> _RECORDS FOR THIS EXERCISE_
——————————
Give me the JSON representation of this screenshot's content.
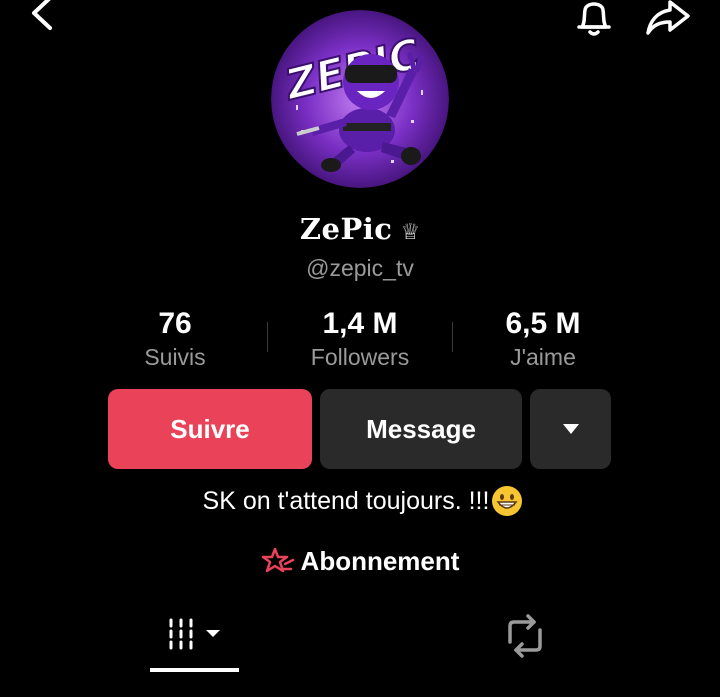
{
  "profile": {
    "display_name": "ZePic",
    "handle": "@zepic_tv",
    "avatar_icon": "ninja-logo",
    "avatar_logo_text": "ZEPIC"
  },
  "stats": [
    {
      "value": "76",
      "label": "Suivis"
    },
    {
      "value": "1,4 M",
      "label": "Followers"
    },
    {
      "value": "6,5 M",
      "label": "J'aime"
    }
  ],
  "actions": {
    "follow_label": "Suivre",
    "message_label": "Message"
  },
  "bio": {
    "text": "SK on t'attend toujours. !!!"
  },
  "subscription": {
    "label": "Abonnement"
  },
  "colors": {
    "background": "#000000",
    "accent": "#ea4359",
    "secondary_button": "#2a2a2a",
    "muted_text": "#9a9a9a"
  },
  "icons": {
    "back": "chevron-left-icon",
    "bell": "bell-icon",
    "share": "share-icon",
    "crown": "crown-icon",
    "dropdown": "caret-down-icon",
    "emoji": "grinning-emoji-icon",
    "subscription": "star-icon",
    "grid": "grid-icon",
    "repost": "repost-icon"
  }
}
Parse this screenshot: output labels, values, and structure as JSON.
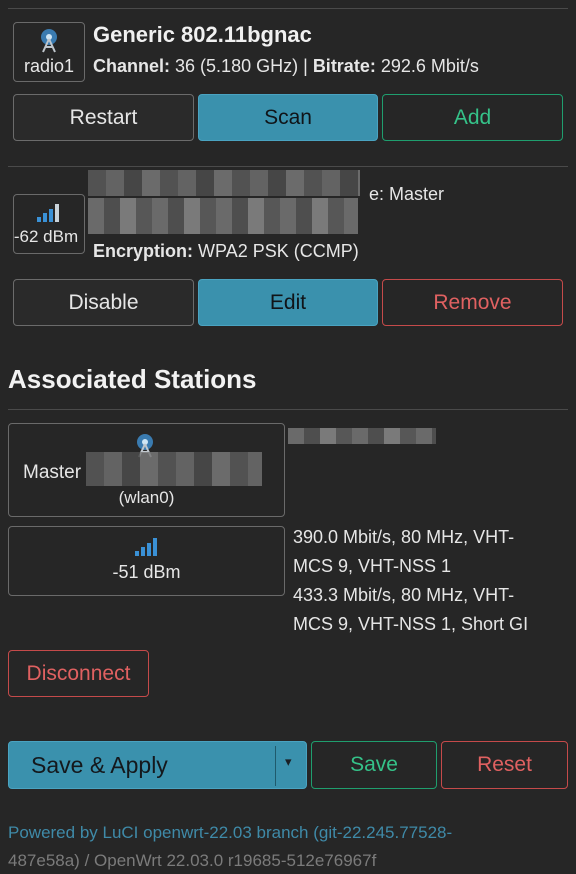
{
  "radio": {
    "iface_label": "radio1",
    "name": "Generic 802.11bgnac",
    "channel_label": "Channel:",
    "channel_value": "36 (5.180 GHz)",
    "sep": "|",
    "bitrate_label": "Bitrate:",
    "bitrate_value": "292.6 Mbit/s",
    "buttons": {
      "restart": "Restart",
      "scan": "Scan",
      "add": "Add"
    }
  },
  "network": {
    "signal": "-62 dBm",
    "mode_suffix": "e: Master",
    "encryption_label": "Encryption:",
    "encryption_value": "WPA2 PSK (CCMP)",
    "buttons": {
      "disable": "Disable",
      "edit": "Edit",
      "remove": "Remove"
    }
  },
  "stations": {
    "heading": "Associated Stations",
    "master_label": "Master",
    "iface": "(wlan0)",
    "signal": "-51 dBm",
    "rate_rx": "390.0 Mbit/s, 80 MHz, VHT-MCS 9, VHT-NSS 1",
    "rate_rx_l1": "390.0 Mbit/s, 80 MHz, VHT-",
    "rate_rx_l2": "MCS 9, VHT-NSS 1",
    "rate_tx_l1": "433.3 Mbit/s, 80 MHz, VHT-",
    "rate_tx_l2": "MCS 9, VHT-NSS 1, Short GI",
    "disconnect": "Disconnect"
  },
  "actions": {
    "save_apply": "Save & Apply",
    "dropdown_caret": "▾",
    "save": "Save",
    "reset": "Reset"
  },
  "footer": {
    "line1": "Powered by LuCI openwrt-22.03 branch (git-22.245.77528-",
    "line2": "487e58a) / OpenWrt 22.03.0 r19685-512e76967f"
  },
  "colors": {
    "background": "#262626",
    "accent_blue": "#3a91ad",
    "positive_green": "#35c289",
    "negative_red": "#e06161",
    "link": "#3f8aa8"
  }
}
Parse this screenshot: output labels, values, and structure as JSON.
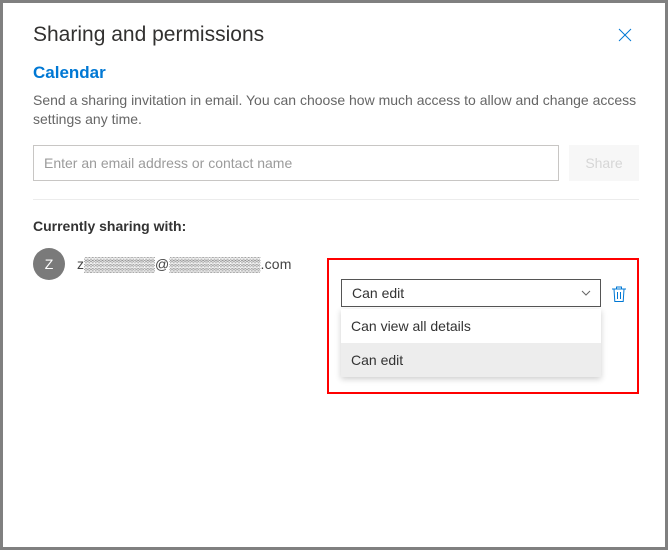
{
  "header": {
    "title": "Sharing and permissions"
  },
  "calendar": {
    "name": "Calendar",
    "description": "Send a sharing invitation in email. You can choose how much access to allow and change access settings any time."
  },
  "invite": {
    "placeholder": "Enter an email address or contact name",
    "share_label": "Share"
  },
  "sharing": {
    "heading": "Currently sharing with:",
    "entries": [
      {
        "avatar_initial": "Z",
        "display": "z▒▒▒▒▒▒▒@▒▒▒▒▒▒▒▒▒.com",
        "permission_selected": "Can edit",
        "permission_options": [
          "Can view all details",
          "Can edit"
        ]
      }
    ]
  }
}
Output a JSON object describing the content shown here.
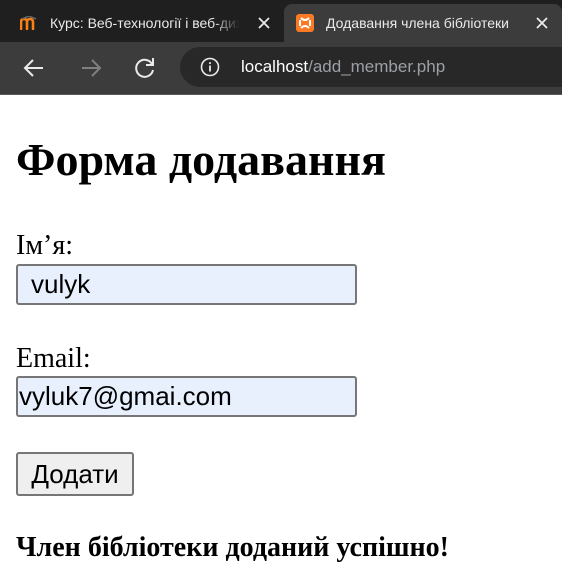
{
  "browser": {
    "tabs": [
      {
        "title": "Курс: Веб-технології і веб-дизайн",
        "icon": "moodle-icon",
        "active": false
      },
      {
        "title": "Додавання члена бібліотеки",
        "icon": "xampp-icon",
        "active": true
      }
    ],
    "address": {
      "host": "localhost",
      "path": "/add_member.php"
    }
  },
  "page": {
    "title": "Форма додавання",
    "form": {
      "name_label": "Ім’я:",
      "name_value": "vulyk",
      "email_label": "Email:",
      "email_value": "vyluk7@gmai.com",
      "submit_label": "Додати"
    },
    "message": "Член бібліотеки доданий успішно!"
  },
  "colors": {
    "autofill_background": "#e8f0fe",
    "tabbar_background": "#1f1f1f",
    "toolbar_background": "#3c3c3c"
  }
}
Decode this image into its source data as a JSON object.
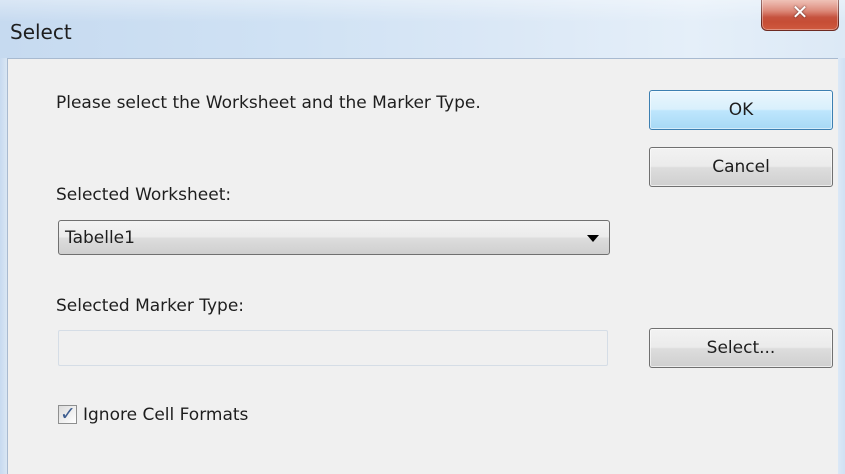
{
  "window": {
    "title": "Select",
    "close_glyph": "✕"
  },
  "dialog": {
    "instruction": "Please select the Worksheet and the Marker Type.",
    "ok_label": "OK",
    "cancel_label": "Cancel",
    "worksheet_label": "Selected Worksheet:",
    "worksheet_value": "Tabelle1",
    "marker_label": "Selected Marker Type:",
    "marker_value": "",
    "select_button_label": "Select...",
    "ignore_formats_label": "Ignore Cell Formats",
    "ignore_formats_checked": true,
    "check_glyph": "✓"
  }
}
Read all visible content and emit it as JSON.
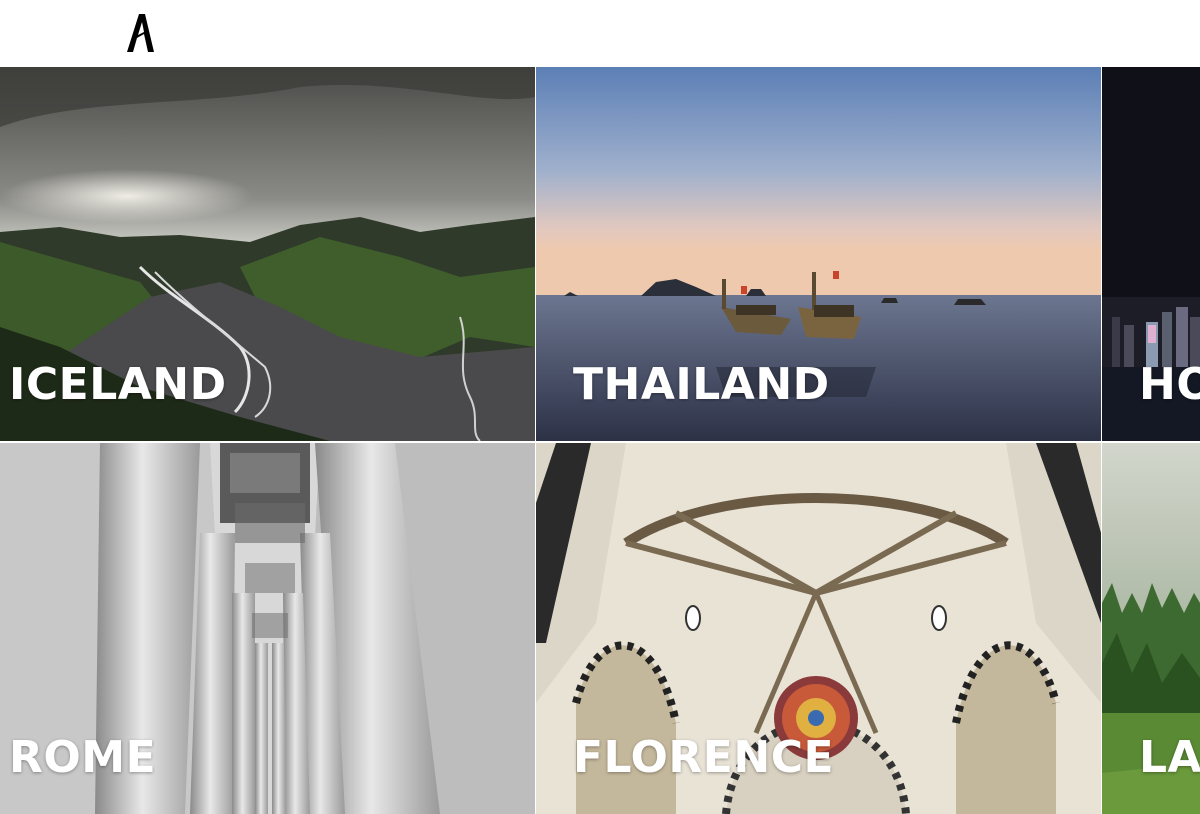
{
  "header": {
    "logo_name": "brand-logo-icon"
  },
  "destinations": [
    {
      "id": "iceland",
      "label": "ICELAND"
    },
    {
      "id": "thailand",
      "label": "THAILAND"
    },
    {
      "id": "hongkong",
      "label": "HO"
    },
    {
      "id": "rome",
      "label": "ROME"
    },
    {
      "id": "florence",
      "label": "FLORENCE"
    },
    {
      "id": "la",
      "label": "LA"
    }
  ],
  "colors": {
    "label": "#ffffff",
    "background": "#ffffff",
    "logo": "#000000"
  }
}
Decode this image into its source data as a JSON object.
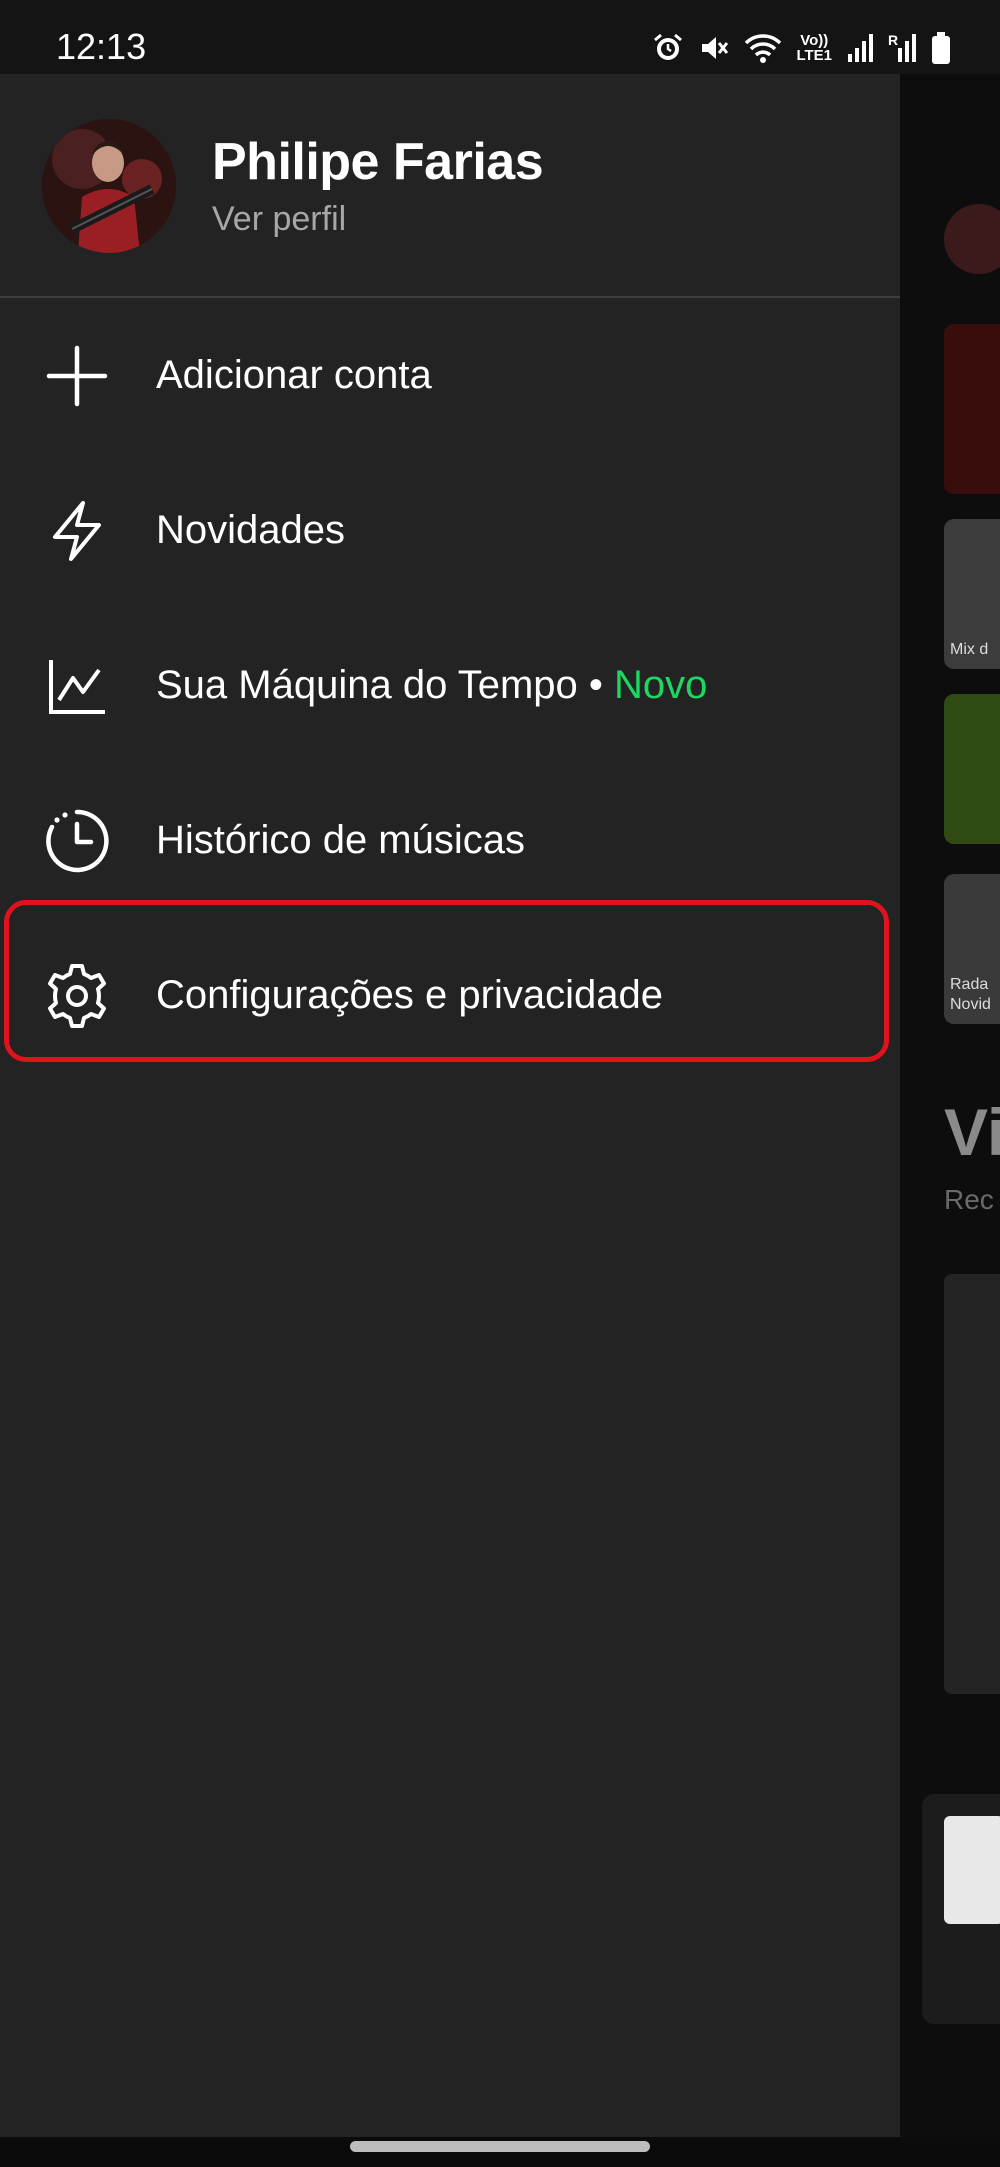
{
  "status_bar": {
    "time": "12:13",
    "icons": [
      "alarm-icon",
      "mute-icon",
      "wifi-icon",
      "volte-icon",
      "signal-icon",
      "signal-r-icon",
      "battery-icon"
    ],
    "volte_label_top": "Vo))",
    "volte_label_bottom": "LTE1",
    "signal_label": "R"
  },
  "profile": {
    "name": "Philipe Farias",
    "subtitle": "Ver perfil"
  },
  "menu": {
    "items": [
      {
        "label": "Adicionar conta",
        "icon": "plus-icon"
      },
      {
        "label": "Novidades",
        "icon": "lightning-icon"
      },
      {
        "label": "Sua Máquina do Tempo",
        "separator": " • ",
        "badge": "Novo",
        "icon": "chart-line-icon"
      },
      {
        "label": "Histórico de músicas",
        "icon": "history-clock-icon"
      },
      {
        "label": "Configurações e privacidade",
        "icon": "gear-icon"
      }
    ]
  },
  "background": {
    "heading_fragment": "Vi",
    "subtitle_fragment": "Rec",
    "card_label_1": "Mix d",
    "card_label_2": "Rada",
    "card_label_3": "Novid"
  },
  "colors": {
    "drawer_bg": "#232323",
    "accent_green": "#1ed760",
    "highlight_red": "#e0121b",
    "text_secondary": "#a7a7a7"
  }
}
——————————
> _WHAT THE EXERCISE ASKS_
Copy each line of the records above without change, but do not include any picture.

> _REPLY TO THE TASK_
Give me the JSON representation of this screenshot's content.
{
  "profile": {
    "display_name": "ZePic",
    "handle": "@zepic_tv",
    "avatar_icon": "ninja-logo",
    "avatar_logo_text": "ZEPIC"
  },
  "stats": [
    {
      "value": "76",
      "label": "Suivis"
    },
    {
      "value": "1,4 M",
      "label": "Followers"
    },
    {
      "value": "6,5 M",
      "label": "J'aime"
    }
  ],
  "actions": {
    "follow_label": "Suivre",
    "message_label": "Message"
  },
  "bio": {
    "text": "SK on t'attend toujours. !!!"
  },
  "subscription": {
    "label": "Abonnement"
  },
  "colors": {
    "background": "#000000",
    "accent": "#ea4359",
    "secondary_button": "#2a2a2a",
    "muted_text": "#9a9a9a"
  },
  "icons": {
    "back": "chevron-left-icon",
    "bell": "bell-icon",
    "share": "share-icon",
    "crown": "crown-icon",
    "dropdown": "caret-down-icon",
    "emoji": "grinning-emoji-icon",
    "subscription": "star-icon",
    "grid": "grid-icon",
    "repost": "repost-icon"
  }
}
Parse this screenshot: output labels, values, and structure as JSON.
{
  "radio": {
    "iface_label": "radio1",
    "name": "Generic 802.11bgnac",
    "channel_label": "Channel:",
    "channel_value": "36 (5.180 GHz)",
    "sep": "|",
    "bitrate_label": "Bitrate:",
    "bitrate_value": "292.6 Mbit/s",
    "buttons": {
      "restart": "Restart",
      "scan": "Scan",
      "add": "Add"
    }
  },
  "network": {
    "signal": "-62 dBm",
    "mode_suffix": "e: Master",
    "encryption_label": "Encryption:",
    "encryption_value": "WPA2 PSK (CCMP)",
    "buttons": {
      "disable": "Disable",
      "edit": "Edit",
      "remove": "Remove"
    }
  },
  "stations": {
    "heading": "Associated Stations",
    "master_label": "Master",
    "iface": "(wlan0)",
    "signal": "-51 dBm",
    "rate_rx": "390.0 Mbit/s, 80 MHz, VHT-MCS 9, VHT-NSS 1",
    "rate_rx_l1": "390.0 Mbit/s, 80 MHz, VHT-",
    "rate_rx_l2": "MCS 9, VHT-NSS 1",
    "rate_tx_l1": "433.3 Mbit/s, 80 MHz, VHT-",
    "rate_tx_l2": "MCS 9, VHT-NSS 1, Short GI",
    "disconnect": "Disconnect"
  },
  "actions": {
    "save_apply": "Save & Apply",
    "dropdown_caret": "▾",
    "save": "Save",
    "reset": "Reset"
  },
  "footer": {
    "line1": "Powered by LuCI openwrt-22.03 branch (git-22.245.77528-",
    "line2": "487e58a) / OpenWrt 22.03.0 r19685-512e76967f"
  },
  "colors": {
    "background": "#262626",
    "accent_blue": "#3a91ad",
    "positive_green": "#35c289",
    "negative_red": "#e06161",
    "link": "#3f8aa8"
  }
}
Parse this screenshot: output labels, values, and structure as JSON.
{
  "header": {
    "title": "Sharing and permissions"
  },
  "calendar": {
    "name": "Calendar",
    "description": "Send a sharing invitation in email. You can choose how much access to allow and change access settings any time."
  },
  "invite": {
    "placeholder": "Enter an email address or contact name",
    "share_label": "Share"
  },
  "sharing": {
    "heading": "Currently sharing with:",
    "entries": [
      {
        "avatar_initial": "Z",
        "display": "z▒▒▒▒▒▒▒@▒▒▒▒▒▒▒▒▒.com",
        "permission_selected": "Can edit",
        "permission_options": [
          "Can view all details",
          "Can edit"
        ]
      }
    ]
  }
}
Output a JSON object describing the content shown here.
{
  "browser": {
    "tabs": [
      {
        "title": "Курс: Веб-технології і веб-дизайн",
        "icon": "moodle-icon",
        "active": false
      },
      {
        "title": "Додавання члена бібліотеки",
        "icon": "xampp-icon",
        "active": true
      }
    ],
    "address": {
      "host": "localhost",
      "path": "/add_member.php"
    }
  },
  "page": {
    "title": "Форма додавання",
    "form": {
      "name_label": "Ім’я:",
      "name_value": "vulyk",
      "email_label": "Email:",
      "email_value": "vyluk7@gmai.com",
      "submit_label": "Додати"
    },
    "message": "Член бібліотеки доданий успішно!"
  },
  "colors": {
    "autofill_background": "#e8f0fe",
    "tabbar_background": "#1f1f1f",
    "toolbar_background": "#3c3c3c"
  }
}
Decode this image into its source data as a JSON object.
{
  "window": {
    "title": "Select",
    "close_glyph": "✕"
  },
  "dialog": {
    "instruction": "Please select the Worksheet and the Marker Type.",
    "ok_label": "OK",
    "cancel_label": "Cancel",
    "worksheet_label": "Selected Worksheet:",
    "worksheet_value": "Tabelle1",
    "marker_label": "Selected Marker Type:",
    "marker_value": "",
    "select_button_label": "Select...",
    "ignore_formats_label": "Ignore Cell Formats",
    "ignore_formats_checked": true,
    "check_glyph": "✓"
  }
}
Read all visible content and emit it as JSON.
{
  "header": {
    "logo_name": "brand-logo-icon"
  },
  "destinations": [
    {
      "id": "iceland",
      "label": "ICELAND"
    },
    {
      "id": "thailand",
      "label": "THAILAND"
    },
    {
      "id": "hongkong",
      "label": "HO"
    },
    {
      "id": "rome",
      "label": "ROME"
    },
    {
      "id": "florence",
      "label": "FLORENCE"
    },
    {
      "id": "la",
      "label": "LA"
    }
  ],
  "colors": {
    "label": "#ffffff",
    "background": "#ffffff",
    "logo": "#000000"
  }
}
Decode this image into its source data as a JSON object.
{
  "status_bar": {
    "time": "12:13",
    "icons": [
      "alarm-icon",
      "mute-icon",
      "wifi-icon",
      "volte-icon",
      "signal-icon",
      "signal-r-icon",
      "battery-icon"
    ],
    "volte_label_top": "Vo))",
    "volte_label_bottom": "LTE1",
    "signal_label": "R"
  },
  "profile": {
    "name": "Philipe Farias",
    "subtitle": "Ver perfil"
  },
  "menu": {
    "items": [
      {
        "label": "Adicionar conta",
        "icon": "plus-icon"
      },
      {
        "label": "Novidades",
        "icon": "lightning-icon"
      },
      {
        "label": "Sua Máquina do Tempo",
        "separator": " • ",
        "badge": "Novo",
        "icon": "chart-line-icon"
      },
      {
        "label": "Histórico de músicas",
        "icon": "history-clock-icon"
      },
      {
        "label": "Configurações e privacidade",
        "icon": "gear-icon"
      }
    ]
  },
  "background": {
    "heading_fragment": "Vi",
    "subtitle_fragment": "Rec",
    "card_label_1": "Mix d",
    "card_label_2": "Rada",
    "card_label_3": "Novid"
  },
  "colors": {
    "drawer_bg": "#232323",
    "accent_green": "#1ed760",
    "highlight_red": "#e0121b",
    "text_secondary": "#a7a7a7"
  }
}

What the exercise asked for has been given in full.